I was catching up on American whiskey expert Chuck Cowdery's blog this week and I saw this very appropriate post about the TTB -- the government agency that approves liquor labels for the domestic market. Chuck's best point about the issues we face with labelling was this one:
One big problem is that the COLA process is largely run on the honor system. They expect producers to know and obey the rules. They usually only question something on a COLA application if it is wrong on its face, and sometimes not even then. The problem has gotten nothing but worse. Clearly, TTB is overwhelmed, and their 'honor system' is crumbling. When it comes to consumers being able to trust that the alcoholic beverage products they buy and consume are labeled correctly, we simply cannot.
This is entirely true (as I know from experience) which is how K&L managed to get a 120 year old Armagnac into the United States last year (even though we explicitly told them and the people who bought it that it wasn't actually that old).
But something I've been alluding to lately that some people have seemed to pick up on is that everything in the booze industry is based on the honor system. EVERYTHING. Everything we know is based on what brands tell us. Everything techincal you've read on this blog, or any other blog about booze, was gleaned from the producer. There is no independent quality control agency making sure the whiskies are as old as the labels say they are, or checking up on claims that state the whisky doesn't have additives; no one knows for sure what's in any bottle except for the people who put it in there. We as whiskey retailers (and whiskey fans) and you as whiskey drinkers are taking the brand's word for it every time you buy one of their products. When I say that the K&L spirits blog is not a journalistic resource, this is what I mean. It doesn't mean I'm lying, it means I don't know if I'm lying because everything I "know" is based on what I'm being told (and, no, tasting notes do not count as journalism).
To many of us this isn't old news, but I'm not sure how many spirits fans knew just how lax the regulations were. I'm not insinuating that any one company is lying about their specs, nor am I looking to start controversy; I'm merely looking to out-cynic the cynics. There are people out there who think they're too smart to be fooled, or too on-top-of-it to be tricked into anything (wink, wink). Yet, there are no third-party journalists going around, visiting each distillery to make sure each barrel meets the age statement minimum. The entire business is, like Chuck said, built on the honor system; there are no industry watchdogs looking out for you other than those of us who write about spirits (but who would be stupid enough to believe a retailer, right?) Spirits companies closely guard their secrets, so as a result there are only two forms of writing when it comes to booze -- that which takes the word of the producer for granted, and that which questions it.

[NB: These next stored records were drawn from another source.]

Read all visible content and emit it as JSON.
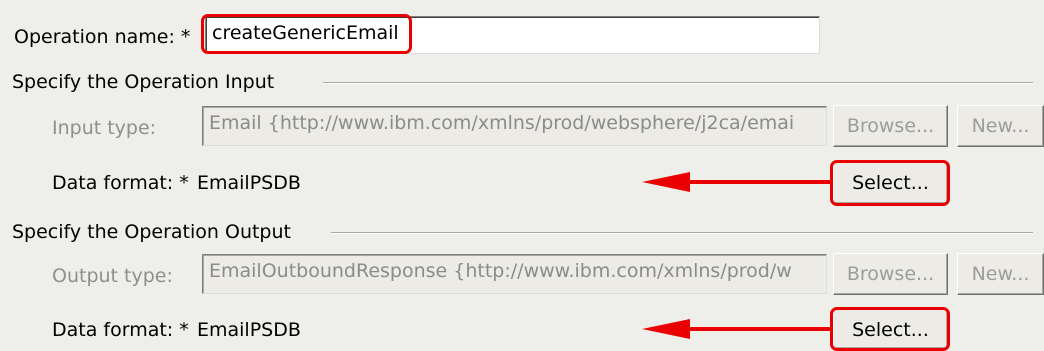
{
  "operation": {
    "name_label": "Operation name: *",
    "name_value": "createGenericEmail"
  },
  "input_group": {
    "title": "Specify the Operation Input",
    "type_label": "Input type:",
    "type_value": "Email  {http://www.ibm.com/xmlns/prod/websphere/j2ca/emai",
    "browse_label": "Browse...",
    "new_label": "New...",
    "data_format_label": "Data format: *",
    "data_format_value": "EmailPSDB",
    "select_label": "Select..."
  },
  "output_group": {
    "title": "Specify the Operation Output",
    "type_label": "Output type:",
    "type_value": "EmailOutboundResponse  {http://www.ibm.com/xmlns/prod/w",
    "browse_label": "Browse...",
    "new_label": "New...",
    "data_format_label": "Data format: *",
    "data_format_value": "EmailPSDB",
    "select_label": "Select..."
  },
  "colors": {
    "annotation_red": "#ea0000",
    "background": "#eeeeea"
  }
}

What I am definitely not saying (because sometimes you have to be clear and not leave anything up for interpretation) is that there is some giant conspiracy going on, where brands are trying to lie to you, fool you, and cheat you out of your money. I'm just saying that I've been around long enough to understand that things are not black and white in life, nor are they with whisky. I've been to Cognac and had producers tell me they don't use additives, only to see those very additives in their distillery and taste those very additives in their brandy. I know people who have worked at wineries that produce 100% pinot noir, yet remember dumping buckets of syrah into the vat to add extra richness. What I'm saying is that some producers will inevitably fudge the numbers every now and again.
But we live in a world that is increasingly interested in black and white specs -- what exactly is in my whiskey?! I want to know exactly what I'm drinking. We think that by forcing more information on to the label we'll know the answer to this question. Yet, as the TTB has shown us, the label doesn't mean anything. Even if the label says you're drinking 100% single malt, how do you know that the producer didn't dump something else into the vat that he conveniently left off the label? You don't. You'll never know. The only people who will know are the people who put the liquid in the bottle and, believe me, if putting more information on the bottle will help them sell more whisky, they're willing to do it. You want it to say "single barrel, cask strength" on the front? Sure, we'll do that.
Ironically enough, while most people will assume big companies would be the first to cheat the system, I think the conglomorates are probably more honest with their labels because of the greater potential for whistle blowers and the broader effect of the penalties for violating such a law. There are more people involved with the process that likely wouldn't stand for such treachery. But is it "treachery"? It's been going on since the invention of the booze industry! It's only recently that we wanted answers to these specific questions, to bask in the holy purity of a 100% transparent product. We want this information so that we can help justify spending our money, to help us make a decision, and to ultimately increase the enjoyment of our appreciation.
I'm with you here, believe me. I want these things, too.
But I've realized that many of these purities don't actually exist. Things that I thought were clear became much more cloudy when I dug deeper. Which is why I say to you, "just enjoy it." Not because anyone might be taking things too seriously, but because if you're depending on the specs to make or break your experience, you're depending on the honor of the people who made the product. If you're skeptical that brands can be trusted, then you might as well not trust anything you read either.